At some point, obviously, many of us would chose a greater reward at a later date, depending on the reward and the date.
Bickel started his research in the mid-1990s when he found that heroin addicts discount the future excessively. Since then, he and peers in the field have found the trait among obese people, smokers, gambling addicts and people who engage in risky behavior.
“Excessive discounting of the future seems to be a process that operates in multiple challenging and unhealthy behavior,” says Bickel, noting that it is present in every form of addiction with the exception of possibly marijuana.
Additionally, Bickel says those who discount the future a lot you tend not to do routine physical examinations, such as get blood pressure and cholesterol checks, cholesterol testing, don’t get dental exams, eat breakfast or exercise. They don’t follow physician advice, get flu shots, mammograms, pap smears, prostate exams and don’t wear a seat belt.
Most recently, he points to studies showing that those who text while driving and eat at fast food restaurants more frequently also discount the future more.
“It (delay discounting) is a broad phenomenon that seems to be tied up with health. Fundamentally, health might be considered things we do today to be healthy tomorrow, but if you don’t care about tomorrow, you’re not going to do things that are healthy today.”
But the cool thing now is this.
Bickel says researchers can now quantify a person’s tendency to “discount the future” and they can do so with a series of questions that takes less than a minute to answer. By doing this, researchers are finding ways to help people embrace the future, and therefore their health.
Using the assessment will be a key to personalizing medicine.
“I think there are a couple of ways we can use discounting to ease problems,” says Bickel.
First, he says that when used when people start addiction treatment programs, the test will be predictive of those who will likely be more successful with standard treatments. Those who discount the future excessively made need something more than those treatments.
Another is what Bickel is doing research on now, “episodic future thinking.”
He describes it as getting people to think about concrete events in the future, including who will be at the event, what will happen, what they will see, feel and hear. It helps them value the future more.
“When they are under the influence of those things, we are able to shift those valuations of the future so that they value the future more than if they didn’t do that,” says Bickel.
Among those who have been influenced by Bickel’s research is Dr. Bryan Heckman, an assistant addiction sciences professor at the Medical University of South Carolina and associate researcher at MUSC’s Hollings Cancer.
Heckman is applying the concept of delay discounting in his research on tobacco cessation with the ultimate goal to cut preventable cancer rates.
“Knowing someone’s delay discounting is one factor in the equation in providing treatments that relative to that individual,” says Heckman.
To that end, he has been working with Charleston-based software company Qonceptual on two cell phone apps that can predict when a person will have a craving to smoke and warn he or she to take a nicotine replacement therapy, such as a gum, or undertake another diversion.

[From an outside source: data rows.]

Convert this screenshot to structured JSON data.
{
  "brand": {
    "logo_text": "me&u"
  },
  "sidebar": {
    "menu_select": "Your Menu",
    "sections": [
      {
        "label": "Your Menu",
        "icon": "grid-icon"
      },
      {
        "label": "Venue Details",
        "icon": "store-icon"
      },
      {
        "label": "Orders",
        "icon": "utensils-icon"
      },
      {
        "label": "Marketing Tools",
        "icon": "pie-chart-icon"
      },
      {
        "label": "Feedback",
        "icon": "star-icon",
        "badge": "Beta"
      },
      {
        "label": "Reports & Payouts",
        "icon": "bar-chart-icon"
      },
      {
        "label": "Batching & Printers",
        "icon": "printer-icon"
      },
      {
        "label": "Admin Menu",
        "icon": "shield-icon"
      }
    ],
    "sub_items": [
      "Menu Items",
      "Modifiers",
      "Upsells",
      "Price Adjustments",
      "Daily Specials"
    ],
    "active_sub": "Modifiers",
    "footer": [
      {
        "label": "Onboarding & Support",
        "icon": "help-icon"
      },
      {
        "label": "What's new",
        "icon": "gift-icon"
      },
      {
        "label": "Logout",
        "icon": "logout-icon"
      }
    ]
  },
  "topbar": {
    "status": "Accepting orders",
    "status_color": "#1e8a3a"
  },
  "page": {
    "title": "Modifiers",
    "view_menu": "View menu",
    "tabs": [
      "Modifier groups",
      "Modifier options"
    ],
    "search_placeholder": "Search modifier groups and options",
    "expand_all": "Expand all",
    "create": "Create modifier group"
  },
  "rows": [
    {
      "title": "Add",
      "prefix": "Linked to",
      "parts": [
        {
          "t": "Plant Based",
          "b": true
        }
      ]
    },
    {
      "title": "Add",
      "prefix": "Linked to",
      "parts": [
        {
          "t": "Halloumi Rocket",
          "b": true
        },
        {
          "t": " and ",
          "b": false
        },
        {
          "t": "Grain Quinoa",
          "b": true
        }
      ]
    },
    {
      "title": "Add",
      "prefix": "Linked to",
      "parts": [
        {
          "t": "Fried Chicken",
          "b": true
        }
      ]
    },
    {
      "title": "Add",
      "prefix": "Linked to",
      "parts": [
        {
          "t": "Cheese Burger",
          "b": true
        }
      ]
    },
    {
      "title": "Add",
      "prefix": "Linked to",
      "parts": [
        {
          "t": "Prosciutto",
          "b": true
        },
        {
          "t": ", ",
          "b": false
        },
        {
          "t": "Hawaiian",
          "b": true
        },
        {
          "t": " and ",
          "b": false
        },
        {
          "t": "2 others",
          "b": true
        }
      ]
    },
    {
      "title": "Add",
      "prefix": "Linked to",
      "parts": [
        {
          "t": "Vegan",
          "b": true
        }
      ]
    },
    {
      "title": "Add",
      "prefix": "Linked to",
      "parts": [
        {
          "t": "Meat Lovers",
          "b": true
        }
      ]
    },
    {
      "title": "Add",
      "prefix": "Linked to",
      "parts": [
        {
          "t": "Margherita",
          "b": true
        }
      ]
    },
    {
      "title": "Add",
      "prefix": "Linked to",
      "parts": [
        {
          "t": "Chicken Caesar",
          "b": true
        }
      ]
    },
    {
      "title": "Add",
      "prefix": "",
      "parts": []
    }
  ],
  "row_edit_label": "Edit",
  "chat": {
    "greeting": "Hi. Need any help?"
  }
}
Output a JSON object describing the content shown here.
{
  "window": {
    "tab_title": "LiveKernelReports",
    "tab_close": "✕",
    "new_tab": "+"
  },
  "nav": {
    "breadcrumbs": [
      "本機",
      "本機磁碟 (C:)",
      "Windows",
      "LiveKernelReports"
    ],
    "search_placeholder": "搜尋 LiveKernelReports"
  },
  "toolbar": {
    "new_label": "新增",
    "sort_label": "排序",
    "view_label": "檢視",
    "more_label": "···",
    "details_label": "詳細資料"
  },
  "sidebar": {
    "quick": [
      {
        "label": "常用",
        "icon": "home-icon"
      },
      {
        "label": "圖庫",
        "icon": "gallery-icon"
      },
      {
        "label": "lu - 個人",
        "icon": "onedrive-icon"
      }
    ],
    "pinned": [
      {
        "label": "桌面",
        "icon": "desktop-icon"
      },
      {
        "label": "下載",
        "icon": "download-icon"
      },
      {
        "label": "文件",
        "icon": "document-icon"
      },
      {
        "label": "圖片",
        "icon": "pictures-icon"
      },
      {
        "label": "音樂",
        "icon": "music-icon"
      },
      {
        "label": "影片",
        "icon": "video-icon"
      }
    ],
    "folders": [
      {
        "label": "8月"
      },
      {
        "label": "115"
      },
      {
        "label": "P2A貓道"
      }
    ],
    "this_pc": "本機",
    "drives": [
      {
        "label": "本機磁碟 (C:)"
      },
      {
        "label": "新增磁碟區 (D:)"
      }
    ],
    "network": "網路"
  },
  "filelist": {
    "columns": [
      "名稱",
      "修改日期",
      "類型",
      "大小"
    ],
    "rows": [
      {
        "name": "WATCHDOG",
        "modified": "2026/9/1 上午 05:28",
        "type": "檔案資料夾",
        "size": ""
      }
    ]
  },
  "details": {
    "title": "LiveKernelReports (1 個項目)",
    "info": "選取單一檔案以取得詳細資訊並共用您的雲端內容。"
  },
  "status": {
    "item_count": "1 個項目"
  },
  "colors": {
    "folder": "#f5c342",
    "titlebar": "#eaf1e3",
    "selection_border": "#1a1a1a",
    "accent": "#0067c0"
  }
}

The app does it by using GPS to detect environmental cues, such as gas stations with cigarette advertising, and factoring in other elements before sending a warning.
“Quitting is difficult, but that doesn’t mean it can’t be fun,” says Heckman, of the app, which is expected to be available next year, pending grant approvals.
Meanwhile, Bickel also is working with Dr. William Epstein of the University of Buffalo on a study, which just received funding from the National Institutes of Health, on whether episodic future thinking will help keep people considered “pre-diabetic” from transitioning into Type II diabetes.
“We’re going to get in there and see if we can get them to value the future more and make better choices about food and exercise, but also see if they will be more medically compliant,” says Bickel.
Reach David Quick at 937-5516.